Task directions: Filter these entries down to lines holding "this".

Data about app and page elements
=== Section Start ===

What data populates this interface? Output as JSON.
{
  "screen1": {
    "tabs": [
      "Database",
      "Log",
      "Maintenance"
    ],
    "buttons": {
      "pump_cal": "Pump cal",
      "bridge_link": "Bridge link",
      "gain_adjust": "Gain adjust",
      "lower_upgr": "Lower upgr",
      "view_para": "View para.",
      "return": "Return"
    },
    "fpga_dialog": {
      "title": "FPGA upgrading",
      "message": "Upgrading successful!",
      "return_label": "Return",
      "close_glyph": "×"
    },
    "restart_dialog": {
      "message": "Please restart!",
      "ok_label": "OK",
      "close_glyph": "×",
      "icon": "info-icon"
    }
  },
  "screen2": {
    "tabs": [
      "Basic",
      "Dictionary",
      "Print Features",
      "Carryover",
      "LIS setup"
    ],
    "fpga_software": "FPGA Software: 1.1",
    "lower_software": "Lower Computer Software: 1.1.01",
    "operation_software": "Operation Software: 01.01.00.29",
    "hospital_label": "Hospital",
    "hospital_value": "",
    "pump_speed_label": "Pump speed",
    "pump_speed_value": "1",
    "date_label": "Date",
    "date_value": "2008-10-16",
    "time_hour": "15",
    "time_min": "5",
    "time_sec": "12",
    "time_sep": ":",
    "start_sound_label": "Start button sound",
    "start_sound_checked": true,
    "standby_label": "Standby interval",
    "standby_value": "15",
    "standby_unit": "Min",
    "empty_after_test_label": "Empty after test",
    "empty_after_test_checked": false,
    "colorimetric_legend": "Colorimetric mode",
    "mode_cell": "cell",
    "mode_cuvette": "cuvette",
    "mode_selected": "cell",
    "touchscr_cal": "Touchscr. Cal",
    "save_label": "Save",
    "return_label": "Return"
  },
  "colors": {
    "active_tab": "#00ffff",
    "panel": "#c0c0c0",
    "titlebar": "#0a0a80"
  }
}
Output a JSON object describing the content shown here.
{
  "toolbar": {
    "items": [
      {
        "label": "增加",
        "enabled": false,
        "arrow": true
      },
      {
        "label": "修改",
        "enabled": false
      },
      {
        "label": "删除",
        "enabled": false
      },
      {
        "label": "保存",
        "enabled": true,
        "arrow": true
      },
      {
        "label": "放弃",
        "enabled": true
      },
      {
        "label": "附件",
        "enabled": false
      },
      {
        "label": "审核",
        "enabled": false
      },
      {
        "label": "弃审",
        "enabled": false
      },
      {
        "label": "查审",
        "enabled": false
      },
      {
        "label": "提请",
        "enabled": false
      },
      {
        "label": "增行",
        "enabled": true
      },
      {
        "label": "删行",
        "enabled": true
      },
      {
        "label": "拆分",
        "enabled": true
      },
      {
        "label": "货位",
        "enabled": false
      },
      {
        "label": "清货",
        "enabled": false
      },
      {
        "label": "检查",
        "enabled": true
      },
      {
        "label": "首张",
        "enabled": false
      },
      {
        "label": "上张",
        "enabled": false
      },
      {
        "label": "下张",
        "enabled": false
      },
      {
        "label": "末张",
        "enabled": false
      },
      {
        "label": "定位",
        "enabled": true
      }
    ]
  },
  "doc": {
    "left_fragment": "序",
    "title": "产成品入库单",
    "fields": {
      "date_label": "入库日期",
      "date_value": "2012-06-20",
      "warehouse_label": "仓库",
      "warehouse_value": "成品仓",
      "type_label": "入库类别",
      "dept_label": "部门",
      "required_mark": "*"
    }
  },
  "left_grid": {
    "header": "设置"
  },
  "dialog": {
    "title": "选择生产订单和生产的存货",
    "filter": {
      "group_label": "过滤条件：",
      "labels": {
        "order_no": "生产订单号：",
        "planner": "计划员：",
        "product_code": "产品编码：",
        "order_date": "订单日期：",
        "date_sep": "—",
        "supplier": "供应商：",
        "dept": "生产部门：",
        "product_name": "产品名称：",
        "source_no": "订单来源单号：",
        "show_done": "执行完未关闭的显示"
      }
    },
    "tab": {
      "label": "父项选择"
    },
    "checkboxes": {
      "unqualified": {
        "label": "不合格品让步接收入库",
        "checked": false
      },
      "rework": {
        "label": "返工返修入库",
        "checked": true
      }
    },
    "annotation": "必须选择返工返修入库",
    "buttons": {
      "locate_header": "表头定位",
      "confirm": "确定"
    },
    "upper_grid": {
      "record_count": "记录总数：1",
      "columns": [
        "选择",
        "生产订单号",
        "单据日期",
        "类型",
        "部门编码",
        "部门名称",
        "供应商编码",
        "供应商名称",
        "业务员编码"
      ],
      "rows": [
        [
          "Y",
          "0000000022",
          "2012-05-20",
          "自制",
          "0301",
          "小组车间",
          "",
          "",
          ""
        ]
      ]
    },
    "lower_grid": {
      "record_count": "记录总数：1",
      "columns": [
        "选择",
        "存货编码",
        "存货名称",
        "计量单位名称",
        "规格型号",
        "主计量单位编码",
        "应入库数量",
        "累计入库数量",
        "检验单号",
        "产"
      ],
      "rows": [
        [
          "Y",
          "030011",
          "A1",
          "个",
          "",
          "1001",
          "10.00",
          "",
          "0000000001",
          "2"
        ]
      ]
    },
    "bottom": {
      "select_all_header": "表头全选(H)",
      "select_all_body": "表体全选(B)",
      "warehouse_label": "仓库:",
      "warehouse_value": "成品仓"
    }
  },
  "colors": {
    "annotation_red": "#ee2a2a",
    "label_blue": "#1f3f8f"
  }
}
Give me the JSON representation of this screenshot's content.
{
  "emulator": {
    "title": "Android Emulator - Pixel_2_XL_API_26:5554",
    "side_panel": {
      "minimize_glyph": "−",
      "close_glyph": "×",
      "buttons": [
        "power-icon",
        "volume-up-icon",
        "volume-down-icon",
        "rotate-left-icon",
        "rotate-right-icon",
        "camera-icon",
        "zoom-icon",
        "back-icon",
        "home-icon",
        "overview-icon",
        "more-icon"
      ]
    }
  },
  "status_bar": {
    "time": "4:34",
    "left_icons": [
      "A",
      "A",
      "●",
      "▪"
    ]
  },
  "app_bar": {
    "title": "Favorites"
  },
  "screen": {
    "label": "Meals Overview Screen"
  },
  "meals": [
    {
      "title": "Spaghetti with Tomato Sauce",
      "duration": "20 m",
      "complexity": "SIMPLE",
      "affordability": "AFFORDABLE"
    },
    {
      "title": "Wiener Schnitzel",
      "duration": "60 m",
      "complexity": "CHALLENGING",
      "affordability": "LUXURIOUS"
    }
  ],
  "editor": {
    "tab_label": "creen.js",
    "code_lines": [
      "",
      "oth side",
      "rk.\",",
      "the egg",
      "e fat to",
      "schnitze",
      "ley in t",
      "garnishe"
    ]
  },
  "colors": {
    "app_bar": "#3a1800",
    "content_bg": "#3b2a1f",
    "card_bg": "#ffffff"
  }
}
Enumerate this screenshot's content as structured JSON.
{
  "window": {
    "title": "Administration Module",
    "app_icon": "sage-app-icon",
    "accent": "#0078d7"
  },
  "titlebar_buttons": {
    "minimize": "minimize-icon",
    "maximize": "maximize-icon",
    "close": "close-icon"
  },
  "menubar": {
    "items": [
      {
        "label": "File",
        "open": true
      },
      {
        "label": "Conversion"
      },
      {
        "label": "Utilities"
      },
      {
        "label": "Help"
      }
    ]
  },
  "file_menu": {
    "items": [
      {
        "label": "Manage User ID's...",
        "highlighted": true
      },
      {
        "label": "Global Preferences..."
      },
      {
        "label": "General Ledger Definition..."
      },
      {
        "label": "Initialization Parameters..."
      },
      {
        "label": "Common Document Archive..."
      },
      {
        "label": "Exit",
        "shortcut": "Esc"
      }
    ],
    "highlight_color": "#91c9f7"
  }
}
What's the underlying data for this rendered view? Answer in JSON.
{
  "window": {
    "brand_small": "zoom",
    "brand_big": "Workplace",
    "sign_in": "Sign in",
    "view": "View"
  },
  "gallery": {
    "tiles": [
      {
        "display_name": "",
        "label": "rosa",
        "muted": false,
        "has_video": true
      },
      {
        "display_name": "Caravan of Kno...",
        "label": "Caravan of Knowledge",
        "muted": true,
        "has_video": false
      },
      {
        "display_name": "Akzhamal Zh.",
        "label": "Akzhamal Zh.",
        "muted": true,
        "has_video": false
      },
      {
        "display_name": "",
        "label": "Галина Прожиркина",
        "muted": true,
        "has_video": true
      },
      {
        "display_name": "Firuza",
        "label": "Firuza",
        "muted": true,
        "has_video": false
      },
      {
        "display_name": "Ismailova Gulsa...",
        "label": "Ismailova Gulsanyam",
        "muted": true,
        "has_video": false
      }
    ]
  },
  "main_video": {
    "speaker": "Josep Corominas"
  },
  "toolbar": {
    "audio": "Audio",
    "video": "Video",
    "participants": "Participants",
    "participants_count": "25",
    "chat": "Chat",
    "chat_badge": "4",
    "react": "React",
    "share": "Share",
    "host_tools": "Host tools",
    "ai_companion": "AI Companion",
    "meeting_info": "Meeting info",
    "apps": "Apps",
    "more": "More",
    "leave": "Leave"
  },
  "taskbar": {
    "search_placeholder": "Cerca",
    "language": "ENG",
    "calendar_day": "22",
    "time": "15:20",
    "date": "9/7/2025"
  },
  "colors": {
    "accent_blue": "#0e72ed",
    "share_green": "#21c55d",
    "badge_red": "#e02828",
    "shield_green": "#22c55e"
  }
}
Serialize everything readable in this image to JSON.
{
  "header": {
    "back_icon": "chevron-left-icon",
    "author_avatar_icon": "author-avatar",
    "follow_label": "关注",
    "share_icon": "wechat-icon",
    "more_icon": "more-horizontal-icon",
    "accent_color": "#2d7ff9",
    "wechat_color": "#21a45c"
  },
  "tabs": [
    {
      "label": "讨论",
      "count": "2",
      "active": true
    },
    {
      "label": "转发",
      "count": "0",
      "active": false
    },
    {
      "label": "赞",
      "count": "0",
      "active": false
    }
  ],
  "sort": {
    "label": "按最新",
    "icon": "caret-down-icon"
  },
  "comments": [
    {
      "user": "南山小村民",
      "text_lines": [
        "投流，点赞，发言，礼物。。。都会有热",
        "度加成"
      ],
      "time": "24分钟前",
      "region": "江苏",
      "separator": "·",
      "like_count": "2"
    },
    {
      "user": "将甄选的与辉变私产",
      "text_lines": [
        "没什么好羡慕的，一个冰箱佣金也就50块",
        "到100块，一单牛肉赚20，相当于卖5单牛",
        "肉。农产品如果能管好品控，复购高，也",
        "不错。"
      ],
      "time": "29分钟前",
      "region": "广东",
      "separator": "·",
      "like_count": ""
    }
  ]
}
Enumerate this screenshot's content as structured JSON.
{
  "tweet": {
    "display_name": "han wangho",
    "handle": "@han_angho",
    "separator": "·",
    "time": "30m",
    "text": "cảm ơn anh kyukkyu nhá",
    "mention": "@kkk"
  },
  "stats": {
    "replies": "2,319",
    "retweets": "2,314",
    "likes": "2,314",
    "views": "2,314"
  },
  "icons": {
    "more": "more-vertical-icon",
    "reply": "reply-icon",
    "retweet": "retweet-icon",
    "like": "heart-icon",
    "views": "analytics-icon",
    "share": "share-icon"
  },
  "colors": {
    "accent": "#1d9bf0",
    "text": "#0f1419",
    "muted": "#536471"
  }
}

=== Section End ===

Your response:
What data populates this interface? Output as JSON.
Give me the JSON representation of this screenshot's content.
Enumerate this screenshot's content as structured JSON.
What's the underlying data for this rendered view? Answer in JSON.
Serialize everything readable in this image to JSON.
Enumerate this screenshot's content as structured JSON.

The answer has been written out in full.